Reading about Writing …
April 26, 2010 § 5 Comments
Intrigued as usual by the idea of a workshop, I danced around this particular book (pictured above) at B&N and jabbered about it enough, asking “Would it be great? why wouldn’t it be great? sure, it would be good, wouldn’t it?” and not long afterwards, it showed up as a gift from HM after I’d walked away from it several times.
The book is composed of 17 chapters by writers writing about writing fiction. Their names, too, show on the cover. A good idea. While I didn’t recognize all of them, though I should have (who’s Oakley Hall?), authors Chabon, Lamott and Johnson caught my eye. I’ve read them. I feel comfortable knowing who they are having read them. I know they know what they’re doing and could quite possibly communicate some of that to me.

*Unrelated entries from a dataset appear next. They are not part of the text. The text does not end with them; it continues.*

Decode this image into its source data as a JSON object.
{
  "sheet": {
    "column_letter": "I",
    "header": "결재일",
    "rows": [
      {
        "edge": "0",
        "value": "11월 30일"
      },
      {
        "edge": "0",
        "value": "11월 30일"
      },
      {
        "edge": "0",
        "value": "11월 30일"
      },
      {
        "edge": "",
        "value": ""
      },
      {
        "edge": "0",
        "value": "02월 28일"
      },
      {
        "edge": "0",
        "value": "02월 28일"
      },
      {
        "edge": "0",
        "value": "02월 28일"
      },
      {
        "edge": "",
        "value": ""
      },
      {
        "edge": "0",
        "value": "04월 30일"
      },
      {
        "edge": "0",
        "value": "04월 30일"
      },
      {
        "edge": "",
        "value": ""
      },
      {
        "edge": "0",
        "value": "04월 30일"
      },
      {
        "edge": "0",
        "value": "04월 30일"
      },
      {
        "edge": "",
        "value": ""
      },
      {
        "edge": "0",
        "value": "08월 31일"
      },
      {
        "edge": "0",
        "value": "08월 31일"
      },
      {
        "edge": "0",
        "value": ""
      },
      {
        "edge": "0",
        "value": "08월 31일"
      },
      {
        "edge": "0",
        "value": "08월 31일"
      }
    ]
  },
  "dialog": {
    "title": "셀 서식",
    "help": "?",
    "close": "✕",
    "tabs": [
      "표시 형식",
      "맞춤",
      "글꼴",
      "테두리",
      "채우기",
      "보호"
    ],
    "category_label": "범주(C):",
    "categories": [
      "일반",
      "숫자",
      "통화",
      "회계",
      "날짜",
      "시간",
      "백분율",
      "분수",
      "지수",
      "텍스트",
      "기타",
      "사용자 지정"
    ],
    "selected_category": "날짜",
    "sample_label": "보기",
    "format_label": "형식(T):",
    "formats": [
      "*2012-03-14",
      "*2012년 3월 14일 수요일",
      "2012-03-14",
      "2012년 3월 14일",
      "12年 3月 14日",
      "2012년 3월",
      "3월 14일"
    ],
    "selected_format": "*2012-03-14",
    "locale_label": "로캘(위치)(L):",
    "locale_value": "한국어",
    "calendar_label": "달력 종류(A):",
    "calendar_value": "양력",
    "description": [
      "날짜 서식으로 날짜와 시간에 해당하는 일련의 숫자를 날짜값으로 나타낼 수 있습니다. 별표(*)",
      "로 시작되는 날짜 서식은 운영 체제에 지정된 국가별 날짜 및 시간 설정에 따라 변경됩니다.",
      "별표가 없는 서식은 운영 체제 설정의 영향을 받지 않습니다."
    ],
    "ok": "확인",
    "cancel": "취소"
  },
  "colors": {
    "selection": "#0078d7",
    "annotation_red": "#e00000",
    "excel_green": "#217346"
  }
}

And Richard Ford wrote the introduction, slowed me down, asked me to pay attention to his words and all those that would follow.
The book is “workshoppy,” like hanging out with that writer for a serious 15 – 20 minutes, listening, scribbling notes, dogearing! Some share their life as it “stories” with the point they’re making. Some are funny, several are downright serious. All are saying something essential but you need to listen harder to some than others.
For some reason, Diane Johnson (author of L’Affaire and Le Divorce and several others) resonated. (Results: many dogears within her chapter, which surprised me as I wasn’t an absolute fan of the two aforementioned novels but read them in part “to see” what was going on, what she was all about, why reviewers touted her as the modern Jane Austen. Mmmmm…maybe. If you’ve read her, let me know what you think.) Anyway, her chapter made me laugh or nod my head “yes.” Here are a few bits that brought a smile.
“My impression is that writers in general, but especially fiction writers, are pleasant people. They like each other…”
“I’ve mentioned that a novelist is an odd thing to be. Many years ago I came up with an example based on experience from the fact that you’d think twice before telling someone sitting next to you no a plane that you were a novelist. To begin with, people don’t believe you. …I think it’s because each person feels in himself that unwritten novel trying to get out and knows he hasn’t actually sat down to let it out, hasn’t sat down at the computer and done his novel, and he suspects that you haven’t either.
“If your seatmate learns you have, he finds it irritating and reproachful. He’s also equally suspicious if you are willing and if you aren’t willing to listen to his novel idea. If you listen you’ll steal it, and if you don’t, he’s insulted that you find it dull.”
“The person on the plane, and your relatives and friends too, are afraid you will put them in your novel, but also that you won’t.”
“When things are going well, you do have the feeling of pleasure and order that always rewards the artist….that the trick you’re pulling on the world is working, that the world is paying you to sit cozily in your room making up stories.”
It’s a good walk, this book, with excellent views along the way, and some sharp advice.